- PROBLEM
Please print out every entry below, verbatim.

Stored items

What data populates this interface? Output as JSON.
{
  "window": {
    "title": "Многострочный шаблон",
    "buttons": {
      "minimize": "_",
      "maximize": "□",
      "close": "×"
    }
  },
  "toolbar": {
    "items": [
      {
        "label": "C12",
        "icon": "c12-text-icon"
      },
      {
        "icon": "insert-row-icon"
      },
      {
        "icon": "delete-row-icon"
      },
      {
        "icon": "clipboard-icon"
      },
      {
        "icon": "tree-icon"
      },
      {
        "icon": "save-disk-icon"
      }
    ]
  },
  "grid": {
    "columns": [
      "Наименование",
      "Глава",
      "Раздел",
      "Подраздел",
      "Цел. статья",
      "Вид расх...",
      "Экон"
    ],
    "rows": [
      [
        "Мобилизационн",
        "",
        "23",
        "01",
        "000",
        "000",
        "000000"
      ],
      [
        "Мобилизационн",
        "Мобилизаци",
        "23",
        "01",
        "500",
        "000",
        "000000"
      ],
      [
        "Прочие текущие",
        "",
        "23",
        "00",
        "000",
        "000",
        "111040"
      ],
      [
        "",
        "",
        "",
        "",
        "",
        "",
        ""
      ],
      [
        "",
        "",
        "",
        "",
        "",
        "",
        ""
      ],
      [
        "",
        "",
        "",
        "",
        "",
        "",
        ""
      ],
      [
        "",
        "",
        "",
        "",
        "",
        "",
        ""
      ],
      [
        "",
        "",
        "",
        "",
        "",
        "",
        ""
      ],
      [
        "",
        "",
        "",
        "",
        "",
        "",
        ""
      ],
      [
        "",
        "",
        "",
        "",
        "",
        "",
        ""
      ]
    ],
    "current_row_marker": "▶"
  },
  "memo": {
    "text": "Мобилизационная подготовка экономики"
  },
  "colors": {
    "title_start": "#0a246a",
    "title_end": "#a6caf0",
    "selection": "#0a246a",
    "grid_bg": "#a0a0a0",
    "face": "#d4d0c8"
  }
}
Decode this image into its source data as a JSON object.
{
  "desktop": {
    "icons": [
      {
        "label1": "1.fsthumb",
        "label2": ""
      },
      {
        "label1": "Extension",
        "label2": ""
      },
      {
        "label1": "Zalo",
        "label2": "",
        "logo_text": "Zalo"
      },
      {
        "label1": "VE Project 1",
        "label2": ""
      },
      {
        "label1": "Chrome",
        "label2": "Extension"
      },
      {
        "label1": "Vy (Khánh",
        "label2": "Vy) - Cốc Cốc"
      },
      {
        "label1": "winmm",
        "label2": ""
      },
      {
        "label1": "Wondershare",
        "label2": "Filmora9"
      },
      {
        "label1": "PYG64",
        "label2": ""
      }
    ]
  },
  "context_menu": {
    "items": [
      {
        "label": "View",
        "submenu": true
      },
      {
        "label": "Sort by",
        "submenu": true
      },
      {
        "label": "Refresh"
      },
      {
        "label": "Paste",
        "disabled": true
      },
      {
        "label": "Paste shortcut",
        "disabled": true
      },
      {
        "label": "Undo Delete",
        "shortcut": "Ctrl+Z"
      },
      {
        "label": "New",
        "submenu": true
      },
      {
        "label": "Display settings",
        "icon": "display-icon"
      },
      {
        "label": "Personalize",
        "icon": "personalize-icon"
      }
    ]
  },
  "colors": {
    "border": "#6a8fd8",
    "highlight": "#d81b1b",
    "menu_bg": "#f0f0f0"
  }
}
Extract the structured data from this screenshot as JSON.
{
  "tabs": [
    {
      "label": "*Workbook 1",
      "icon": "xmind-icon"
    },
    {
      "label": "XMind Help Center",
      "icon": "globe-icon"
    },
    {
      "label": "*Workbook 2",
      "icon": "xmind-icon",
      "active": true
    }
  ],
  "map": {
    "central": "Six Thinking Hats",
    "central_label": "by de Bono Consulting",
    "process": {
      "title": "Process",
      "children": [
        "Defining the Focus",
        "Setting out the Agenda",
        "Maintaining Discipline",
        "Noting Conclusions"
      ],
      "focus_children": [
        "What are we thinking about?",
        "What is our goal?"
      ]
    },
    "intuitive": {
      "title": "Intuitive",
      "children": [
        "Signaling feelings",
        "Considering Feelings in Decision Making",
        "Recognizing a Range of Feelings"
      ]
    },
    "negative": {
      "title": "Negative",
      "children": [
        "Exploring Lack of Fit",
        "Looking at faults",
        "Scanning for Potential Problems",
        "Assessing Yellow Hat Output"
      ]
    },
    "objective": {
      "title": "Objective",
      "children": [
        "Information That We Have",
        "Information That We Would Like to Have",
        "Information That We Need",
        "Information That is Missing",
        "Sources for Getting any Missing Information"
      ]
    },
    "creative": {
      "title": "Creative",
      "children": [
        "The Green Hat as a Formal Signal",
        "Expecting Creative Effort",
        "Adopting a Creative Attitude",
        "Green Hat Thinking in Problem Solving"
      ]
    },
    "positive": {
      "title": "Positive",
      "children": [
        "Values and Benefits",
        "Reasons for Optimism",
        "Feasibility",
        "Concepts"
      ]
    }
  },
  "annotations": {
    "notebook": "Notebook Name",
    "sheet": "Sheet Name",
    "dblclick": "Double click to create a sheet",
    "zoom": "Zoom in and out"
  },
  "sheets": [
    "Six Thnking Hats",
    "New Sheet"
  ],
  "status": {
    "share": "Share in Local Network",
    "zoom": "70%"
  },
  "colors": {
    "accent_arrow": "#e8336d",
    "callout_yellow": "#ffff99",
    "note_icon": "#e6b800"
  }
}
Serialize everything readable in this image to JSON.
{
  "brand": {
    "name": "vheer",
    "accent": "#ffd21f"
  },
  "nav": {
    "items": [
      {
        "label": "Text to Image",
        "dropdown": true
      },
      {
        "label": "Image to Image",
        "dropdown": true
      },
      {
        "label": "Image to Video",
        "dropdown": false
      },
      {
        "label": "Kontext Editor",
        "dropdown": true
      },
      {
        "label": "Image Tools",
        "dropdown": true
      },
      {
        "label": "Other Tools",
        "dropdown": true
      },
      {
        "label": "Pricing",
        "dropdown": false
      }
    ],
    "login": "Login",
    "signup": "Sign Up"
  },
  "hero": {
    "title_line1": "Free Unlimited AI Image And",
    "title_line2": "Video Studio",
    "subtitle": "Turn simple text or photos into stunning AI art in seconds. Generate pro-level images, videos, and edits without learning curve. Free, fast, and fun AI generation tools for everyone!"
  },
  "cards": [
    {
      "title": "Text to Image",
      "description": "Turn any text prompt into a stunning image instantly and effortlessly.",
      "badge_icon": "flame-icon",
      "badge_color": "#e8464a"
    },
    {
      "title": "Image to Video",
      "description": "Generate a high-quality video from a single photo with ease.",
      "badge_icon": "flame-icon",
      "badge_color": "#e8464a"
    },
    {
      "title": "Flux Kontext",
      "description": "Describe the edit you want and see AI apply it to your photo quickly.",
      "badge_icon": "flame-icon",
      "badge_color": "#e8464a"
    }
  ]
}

- REPLY
What data populates this interface? Output as JSON.
{
  "window": {
    "title": "Многострочный шаблон",
    "buttons": {
      "minimize": "_",
      "maximize": "□",
      "close": "×"
    }
  },
  "toolbar": {
    "items": [
      {
        "label": "C12",
        "icon": "c12-text-icon"
      },
      {
        "icon": "insert-row-icon"
      },
      {
        "icon": "delete-row-icon"
      },
      {
        "icon": "clipboard-icon"
      },
      {
        "icon": "tree-icon"
      },
      {
        "icon": "save-disk-icon"
      }
    ]
  },
  "grid": {
    "columns": [
      "Наименование",
      "Глава",
      "Раздел",
      "Подраздел",
      "Цел. статья",
      "Вид расх...",
      "Экон"
    ],
    "rows": [
      [
        "Мобилизационн",
        "",
        "23",
        "01",
        "000",
        "000",
        "000000"
      ],
      [
        "Мобилизационн",
        "Мобилизаци",
        "23",
        "01",
        "500",
        "000",
        "000000"
      ],
      [
        "Прочие текущие",
        "",
        "23",
        "00",
        "000",
        "000",
        "111040"
      ],
      [
        "",
        "",
        "",
        "",
        "",
        "",
        ""
      ],
      [
        "",
        "",
        "",
        "",
        "",
        "",
        ""
      ],
      [
        "",
        "",
        "",
        "",
        "",
        "",
        ""
      ],
      [
        "",
        "",
        "",
        "",
        "",
        "",
        ""
      ],
      [
        "",
        "",
        "",
        "",
        "",
        "",
        ""
      ],
      [
        "",
        "",
        "",
        "",
        "",
        "",
        ""
      ],
      [
        "",
        "",
        "",
        "",
        "",
        "",
        ""
      ]
    ],
    "current_row_marker": "▶"
  },
  "memo": {
    "text": "Мобилизационная подготовка экономики"
  },
  "colors": {
    "title_start": "#0a246a",
    "title_end": "#a6caf0",
    "selection": "#0a246a",
    "grid_bg": "#a0a0a0",
    "face": "#d4d0c8"
  }
}
Decode this image into its source data as a JSON object.
{
  "desktop": {
    "icons": [
      {
        "label1": "1.fsthumb",
        "label2": ""
      },
      {
        "label1": "Extension",
        "label2": ""
      },
      {
        "label1": "Zalo",
        "label2": "",
        "logo_text": "Zalo"
      },
      {
        "label1": "VE Project 1",
        "label2": ""
      },
      {
        "label1": "Chrome",
        "label2": "Extension"
      },
      {
        "label1": "Vy (Khánh",
        "label2": "Vy) - Cốc Cốc"
      },
      {
        "label1": "winmm",
        "label2": ""
      },
      {
        "label1": "Wondershare",
        "label2": "Filmora9"
      },
      {
        "label1": "PYG64",
        "label2": ""
      }
    ]
  },
  "context_menu": {
    "items": [
      {
        "label": "View",
        "submenu": true
      },
      {
        "label": "Sort by",
        "submenu": true
      },
      {
        "label": "Refresh"
      },
      {
        "label": "Paste",
        "disabled": true
      },
      {
        "label": "Paste shortcut",
        "disabled": true
      },
      {
        "label": "Undo Delete",
        "shortcut": "Ctrl+Z"
      },
      {
        "label": "New",
        "submenu": true
      },
      {
        "label": "Display settings",
        "icon": "display-icon"
      },
      {
        "label": "Personalize",
        "icon": "personalize-icon"
      }
    ]
  },
  "colors": {
    "border": "#6a8fd8",
    "highlight": "#d81b1b",
    "menu_bg": "#f0f0f0"
  }
}
Extract the structured data from this screenshot as JSON.
{
  "tabs": [
    {
      "label": "*Workbook 1",
      "icon": "xmind-icon"
    },
    {
      "label": "XMind Help Center",
      "icon": "globe-icon"
    },
    {
      "label": "*Workbook 2",
      "icon": "xmind-icon",
      "active": true
    }
  ],
  "map": {
    "central": "Six Thinking Hats",
    "central_label": "by de Bono Consulting",
    "process": {
      "title": "Process",
      "children": [
        "Defining the Focus",
        "Setting out the Agenda",
        "Maintaining Discipline",
        "Noting Conclusions"
      ],
      "focus_children": [
        "What are we thinking about?",
        "What is our goal?"
      ]
    },
    "intuitive": {
      "title": "Intuitive",
      "children": [
        "Signaling feelings",
        "Considering Feelings in Decision Making",
        "Recognizing a Range of Feelings"
      ]
    },
    "negative": {
      "title": "Negative",
      "children": [
        "Exploring Lack of Fit",
        "Looking at faults",
        "Scanning for Potential Problems",
        "Assessing Yellow Hat Output"
      ]
    },
    "objective": {
      "title": "Objective",
      "children": [
        "Information That We Have",
        "Information That We Would Like to Have",
        "Information That We Need",
        "Information That is Missing",
        "Sources for Getting any Missing Information"
      ]
    },
    "creative": {
      "title": "Creative",
      "children": [
        "The Green Hat as a Formal Signal",
        "Expecting Creative Effort",
        "Adopting a Creative Attitude",
        "Green Hat Thinking in Problem Solving"
      ]
    },
    "positive": {
      "title": "Positive",
      "children": [
        "Values and Benefits",
        "Reasons for Optimism",
        "Feasibility",
        "Concepts"
      ]
    }
  },
  "annotations": {
    "notebook": "Notebook Name",
    "sheet": "Sheet Name",
    "dblclick": "Double click to create a sheet",
    "zoom": "Zoom in and out"
  },
  "sheets": [
    "Six Thnking Hats",
    "New Sheet"
  ],
  "status": {
    "share": "Share in Local Network",
    "zoom": "70%"
  },
  "colors": {
    "accent_arrow": "#e8336d",
    "callout_yellow": "#ffff99",
    "note_icon": "#e6b800"
  }
}
Serialize everything readable in this image to JSON.
{
  "brand": {
    "name": "vheer",
    "accent": "#ffd21f"
  },
  "nav": {
    "items": [
      {
        "label": "Text to Image",
        "dropdown": true
      },
      {
        "label": "Image to Image",
        "dropdown": true
      },
      {
        "label": "Image to Video",
        "dropdown": false
      },
      {
        "label": "Kontext Editor",
        "dropdown": true
      },
      {
        "label": "Image Tools",
        "dropdown": true
      },
      {
        "label": "Other Tools",
        "dropdown": true
      },
      {
        "label": "Pricing",
        "dropdown": false
      }
    ],
    "login": "Login",
    "signup": "Sign Up"
  },
  "hero": {
    "title_line1": "Free Unlimited AI Image And",
    "title_line2": "Video Studio",
    "subtitle": "Turn simple text or photos into stunning AI art in seconds. Generate pro-level images, videos, and edits without learning curve. Free, fast, and fun AI generation tools for everyone!"
  },
  "cards": [
    {
      "title": "Text to Image",
      "description": "Turn any text prompt into a stunning image instantly and effortlessly.",
      "badge_icon": "flame-icon",
      "badge_color": "#e8464a"
    },
    {
      "title": "Image to Video",
      "description": "Generate a high-quality video from a single photo with ease.",
      "badge_icon": "flame-icon",
      "badge_color": "#e8464a"
    },
    {
      "title": "Flux Kontext",
      "description": "Describe the edit you want and see AI apply it to your photo quickly.",
      "badge_icon": "flame-icon",
      "badge_color": "#e8464a"
    }
  ]
}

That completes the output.